The whole listing that follows, pictures excepted, should be printed again exactly as given.

Content starts

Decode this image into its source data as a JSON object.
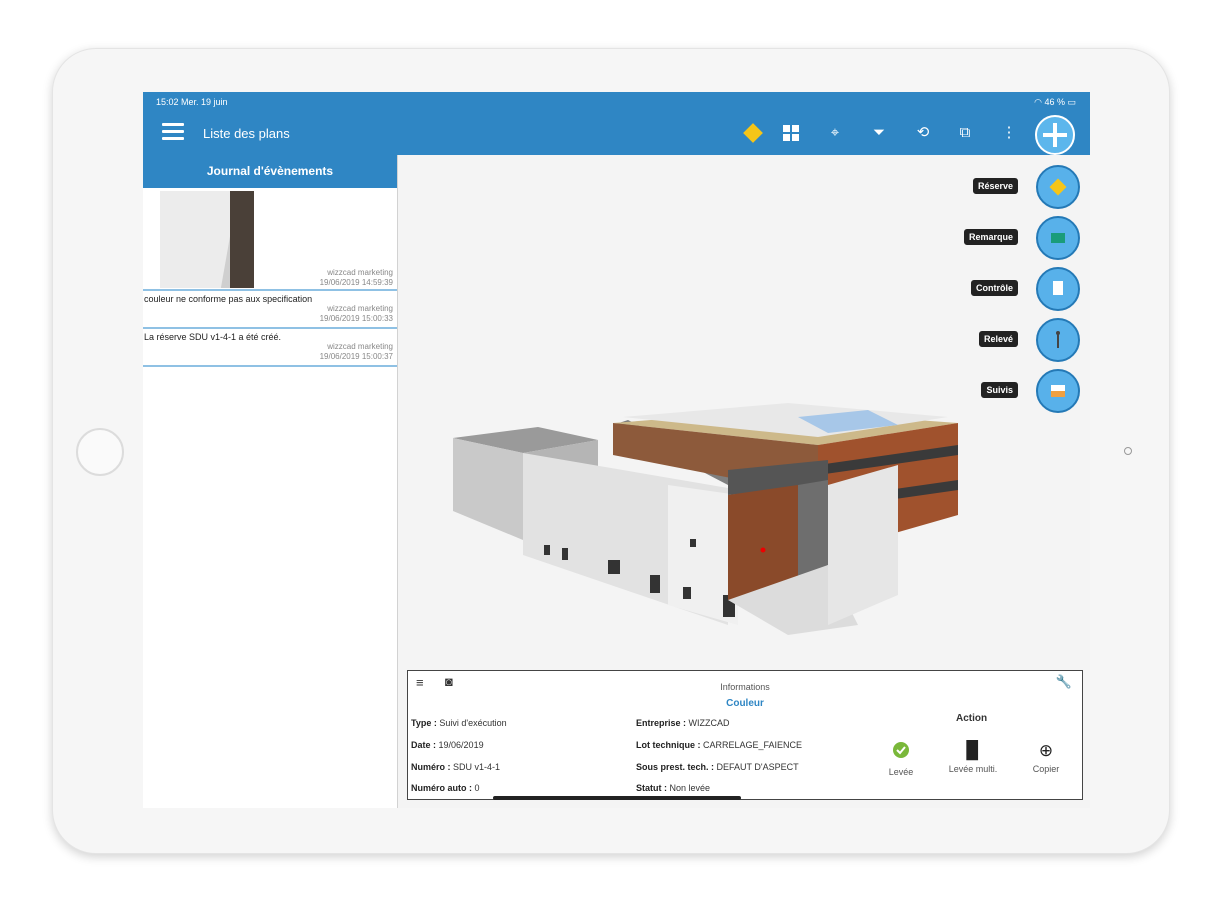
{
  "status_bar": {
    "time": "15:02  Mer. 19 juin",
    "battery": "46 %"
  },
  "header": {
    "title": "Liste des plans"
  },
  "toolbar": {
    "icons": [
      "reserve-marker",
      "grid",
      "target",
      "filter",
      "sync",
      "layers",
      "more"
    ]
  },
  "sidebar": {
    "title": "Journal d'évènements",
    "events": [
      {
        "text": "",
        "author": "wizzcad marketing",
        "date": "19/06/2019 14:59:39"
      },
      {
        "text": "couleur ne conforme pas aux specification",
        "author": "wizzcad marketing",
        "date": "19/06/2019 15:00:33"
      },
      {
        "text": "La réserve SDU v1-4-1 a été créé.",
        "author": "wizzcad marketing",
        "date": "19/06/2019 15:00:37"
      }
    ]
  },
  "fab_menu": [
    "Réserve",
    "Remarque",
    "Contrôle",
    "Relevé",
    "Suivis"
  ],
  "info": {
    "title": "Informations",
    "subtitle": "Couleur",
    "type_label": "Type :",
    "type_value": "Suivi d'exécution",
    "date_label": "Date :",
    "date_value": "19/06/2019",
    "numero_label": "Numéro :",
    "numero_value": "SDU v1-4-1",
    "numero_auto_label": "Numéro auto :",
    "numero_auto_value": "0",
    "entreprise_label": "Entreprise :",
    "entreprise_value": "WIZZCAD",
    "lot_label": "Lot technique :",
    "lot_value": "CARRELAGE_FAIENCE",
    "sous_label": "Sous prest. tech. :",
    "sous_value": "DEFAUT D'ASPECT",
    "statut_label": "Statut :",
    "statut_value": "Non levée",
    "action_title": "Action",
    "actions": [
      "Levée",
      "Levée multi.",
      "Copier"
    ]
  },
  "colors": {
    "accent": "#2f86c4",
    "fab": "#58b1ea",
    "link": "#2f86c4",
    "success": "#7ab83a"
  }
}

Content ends

» Solution
Decode this image into its source data as a JSON object.
{
  "status_bar": {
    "time": "15:02  Mer. 19 juin",
    "battery": "46 %"
  },
  "header": {
    "title": "Liste des plans"
  },
  "toolbar": {
    "icons": [
      "reserve-marker",
      "grid",
      "target",
      "filter",
      "sync",
      "layers",
      "more"
    ]
  },
  "sidebar": {
    "title": "Journal d'évènements",
    "events": [
      {
        "text": "",
        "author": "wizzcad marketing",
        "date": "19/06/2019 14:59:39"
      },
      {
        "text": "couleur ne conforme pas aux specification",
        "author": "wizzcad marketing",
        "date": "19/06/2019 15:00:33"
      },
      {
        "text": "La réserve SDU v1-4-1 a été créé.",
        "author": "wizzcad marketing",
        "date": "19/06/2019 15:00:37"
      }
    ]
  },
  "fab_menu": [
    "Réserve",
    "Remarque",
    "Contrôle",
    "Relevé",
    "Suivis"
  ],
  "info": {
    "title": "Informations",
    "subtitle": "Couleur",
    "type_label": "Type :",
    "type_value": "Suivi d'exécution",
    "date_label": "Date :",
    "date_value": "19/06/2019",
    "numero_label": "Numéro :",
    "numero_value": "SDU v1-4-1",
    "numero_auto_label": "Numéro auto :",
    "numero_auto_value": "0",
    "entreprise_label": "Entreprise :",
    "entreprise_value": "WIZZCAD",
    "lot_label": "Lot technique :",
    "lot_value": "CARRELAGE_FAIENCE",
    "sous_label": "Sous prest. tech. :",
    "sous_value": "DEFAUT D'ASPECT",
    "statut_label": "Statut :",
    "statut_value": "Non levée",
    "action_title": "Action",
    "actions": [
      "Levée",
      "Levée multi.",
      "Copier"
    ]
  },
  "colors": {
    "accent": "#2f86c4",
    "fab": "#58b1ea",
    "link": "#2f86c4",
    "success": "#7ab83a"
  }
}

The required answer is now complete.